The Met Gala’s Garden of Delights

Red Carpet Fashion’s Big Night Was Full of Statement Dressing, but Lacked Real Statements

Red carpet fashion’s biggest night was aglitter with crystal flowers, ephemeral reflections, and
buzzworthy branding. While the looks of the 2024 Met Gala in some ways felt more
disconnected from the dress code than ever, an intriguing pattern of designer-ambassador link
ups emerged, pointing to the continued development of the role of creative director. Meanwhile,
there were some notable absences – which were made particularly sharp by the Costume
Institute Benefit’s theme and context.
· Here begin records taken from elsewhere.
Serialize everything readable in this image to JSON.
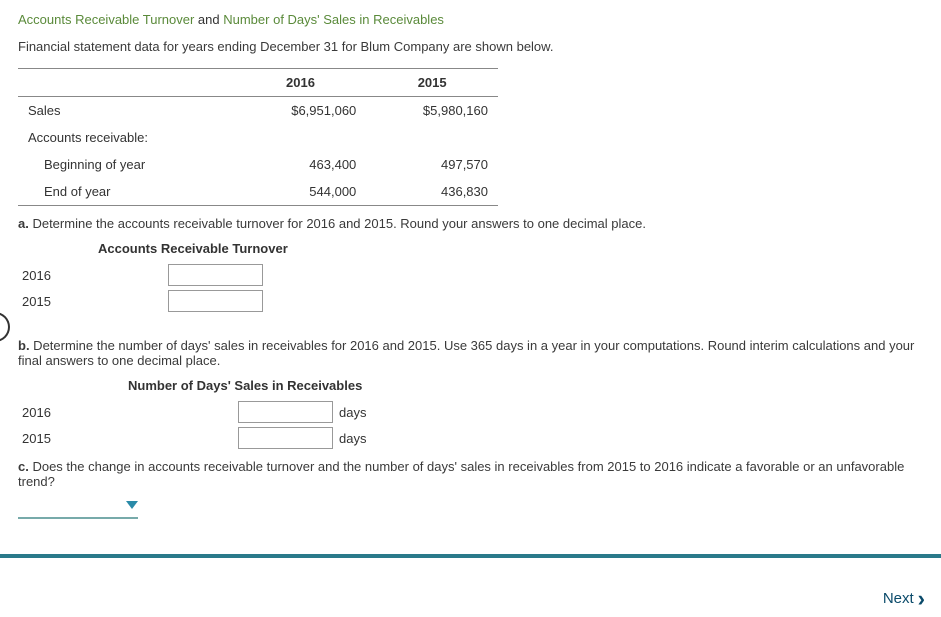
{
  "title": {
    "part1": "Accounts Receivable Turnover",
    "and": " and ",
    "part2": "Number of Days' Sales in Receivables"
  },
  "intro": "Financial statement data for years ending December 31 for Blum Company are shown below.",
  "table": {
    "years": {
      "y1": "2016",
      "y2": "2015"
    },
    "rows": {
      "sales_label": "Sales",
      "sales_y1": "$6,951,060",
      "sales_y2": "$5,980,160",
      "ar_label": "Accounts receivable:",
      "begin_label": "Beginning of year",
      "begin_y1": "463,400",
      "begin_y2": "497,570",
      "end_label": "End of year",
      "end_y1": "544,000",
      "end_y2": "436,830"
    }
  },
  "qa": {
    "letter": "a.",
    "text": "  Determine the accounts receivable turnover for 2016 and 2015. Round your answers to one decimal place.",
    "subhead": "Accounts Receivable Turnover",
    "y2016": "2016",
    "y2015": "2015"
  },
  "qb": {
    "letter": "b.",
    "text": "  Determine the number of days' sales in receivables for 2016 and 2015. Use 365 days in a year in your computations. Round interim calculations and your final answers to one decimal place.",
    "subhead": "Number of Days' Sales in Receivables",
    "y2016": "2016",
    "y2015": "2015",
    "unit": "days"
  },
  "qc": {
    "letter": "c.",
    "text": "  Does the change in accounts receivable turnover and the number of days' sales in receivables from 2015 to 2016 indicate a favorable or an unfavorable trend?"
  },
  "footer": {
    "next": "Next"
  }
}
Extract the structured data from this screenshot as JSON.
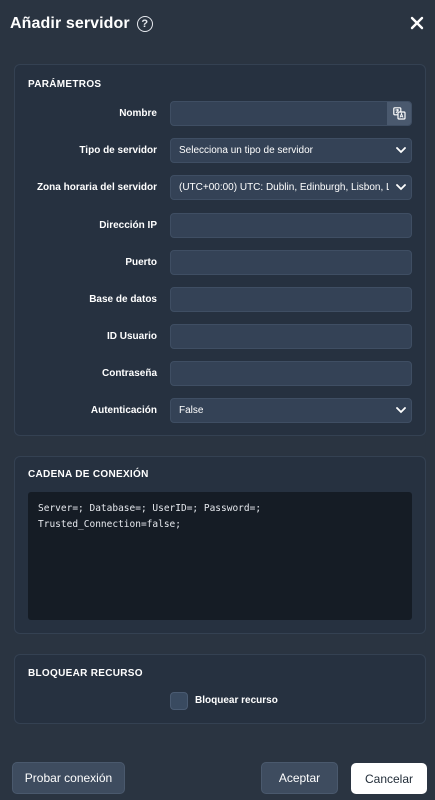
{
  "dialog": {
    "title": "Añadir servidor"
  },
  "parameters": {
    "section_title": "PARÁMETROS",
    "fields": {
      "name": {
        "label": "Nombre",
        "value": ""
      },
      "server_type": {
        "label": "Tipo de servidor",
        "value": "Selecciona un tipo de servidor"
      },
      "timezone": {
        "label": "Zona horaria del servidor",
        "value": "(UTC+00:00) UTC: Dublin, Edinburgh, Lisbon, L"
      },
      "ip": {
        "label": "Dirección IP",
        "value": ""
      },
      "port": {
        "label": "Puerto",
        "value": ""
      },
      "database": {
        "label": "Base de datos",
        "value": ""
      },
      "user_id": {
        "label": "ID Usuario",
        "value": ""
      },
      "password": {
        "label": "Contraseña",
        "value": ""
      },
      "auth": {
        "label": "Autenticación",
        "value": "False"
      }
    }
  },
  "connection_string": {
    "section_title": "CADENA DE CONEXIÓN",
    "value": "Server=; Database=; UserID=; Password=;\nTrusted_Connection=false;"
  },
  "lock_resource": {
    "section_title": "BLOQUEAR RECURSO",
    "checkbox_label": "Bloquear recurso",
    "checked": false
  },
  "footer": {
    "test_label": "Probar conexión",
    "accept_label": "Aceptar",
    "cancel_label": "Cancelar"
  },
  "icons": {
    "help": "help-circle-icon",
    "close": "close-icon",
    "translate": "translate-icon",
    "dropdown": "chevron-down-icon"
  },
  "colors": {
    "background": "#2a3441",
    "panel": "#263140",
    "field": "#344256",
    "code_background": "#151c25",
    "cancel_button": "#ffffff"
  }
}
The event’s dress code, “The Garden of Time,” is borrowed from the title of a J.G. Ballard short
story that is a somewhat ironic – or, depending on how you look at it, very fitting – choice for the
famously decadent gala given the narrative’s critique of out-of-touch aristocratic splendor. The
story follows a count and countess who live in a splendid hilltop villa surrounded by a garden of
crystalline “time flowers,” which, when picked, alter and slow the passing of time. Yet in the
distance, a “great unwashed” army of poor citizens approaches, clamoring to reclaim the
couple’s wealth as they play Mozart and study in the library. Picking a flower slows the
approach of the mob, but it only delays the inevitable. When they finally reach the villa, it has
run out of time, and is nothing more than a decaying ruin, a ghost of the wealth and beauty it
once was.

While this critical parable of class consciousness might have made for some truly interesting
conceptual departures for the outfits of celebrity guests, everyone played it safe, opting for literal
interpretations of the “garden” part of the theme, referencing the archival aspect of the Costume
Institute’s exhibition, or simply ignoring the dress code altogether.
In this first floral category were Zendaya in Maison Margiela, Greta Lee and Taylor Russell in
Loewe, Elizabeth Debicki and Alexandra Daddario in Dior couture, Gigi Hadid and Jayden Smith
in Thom Browne, Kerry Washington in Oscar De La Renta, Christian Cowan and Sam Smith –
making their Met Gala debut as a couple – wearing complementary Christian Cowan tuxes, and
many more. Jennifer Lopez in Schiaparelli, Janelle Monáe in Vera Wang, and Emily
Ratajkowski in Versace leaned a bit deeper into the theme’s literary inspiration with dresses
constructed of sculptural, crystalline floral motifs.

But on the crystal front it was of course the Swarovski squad that brought the biggest shine.
Creative director Giovanna Engelbert arrived with a trio of models and previous faces of the
brand, Karlie Kloss, Anok Yai, and Imaan Hammam, each wearing custom looks crafted with
tens of thousands of crystals.

This practice of designer and celebrity muse pairings was one of the emerging trends that
defined the night. Guram Gvasalia of Vetements, for example, arrived with Doja Cat, who he
dressed in just a towel – a Vetements clone of an Ikea towel, to be precise. Lily Gladstone was
captured with Gabriela Hearst wearing a custom Gabriela Hearst dress that referenced the
actor’s indigenous heritage. Chemena Kamali arrived with a group of celebs wearing her debut
Chloé collection. In addition to the stars looking excellent in his Burberry, Daniel Lee was also
wearing himself. And while Demna himself didn’t make an appearance in person, his presence
was nonetheless felt in the many Balenciaga brand ambassadors wearing his (not on-theme)
latest eveningwear pieces, including Michelle Yeoh, Nicole Kidman, and Michael Shannon.
What does this emerging pattern of creative directors stepping into the spotlight alongside their
own creations mean for the direction of luxury branding? For starters, it feels deeply emblematic
of the way a creative director’s duties for a major luxury fashion house extend far beyond
designing clothes and deep into building, and even being, the brand. In this connection, it’s also
intriguing to consider the absence of leading luxury brands that have made big style statements
through celebrity dressing in previous years. Notable absences included Gucci, Louis Vuitton,
and Bottega Veneta, who are perhaps eschewing this one big night in favor of investing in more
longer term strategies that better fit their unique brand needs.

But the biggest absence of the night was any meaningful recognition of art’s duty to respond to
what is happening in the world. As the night coincided with a huge Condé Nast workers strike
against exploitative labor practices and the Israeli military’s launch of a full-scale invasion and
bombing of Palestinian refugees in Rafah, which it had designated as a safe zone, it’s
disappointing that none of the hundreds of brands or celebrities present used their huge
platform to make a real statement. In this sense, then, the “Garden of Time” is eerily fitting: as
the world riots around it, luxury can only seem to pick its crystal roses and enjoy its own
company. While many of these looks were beautiful, it’s clear that fashion is still asleep.

Nicole Kidman and Keith Urban in Balenciaga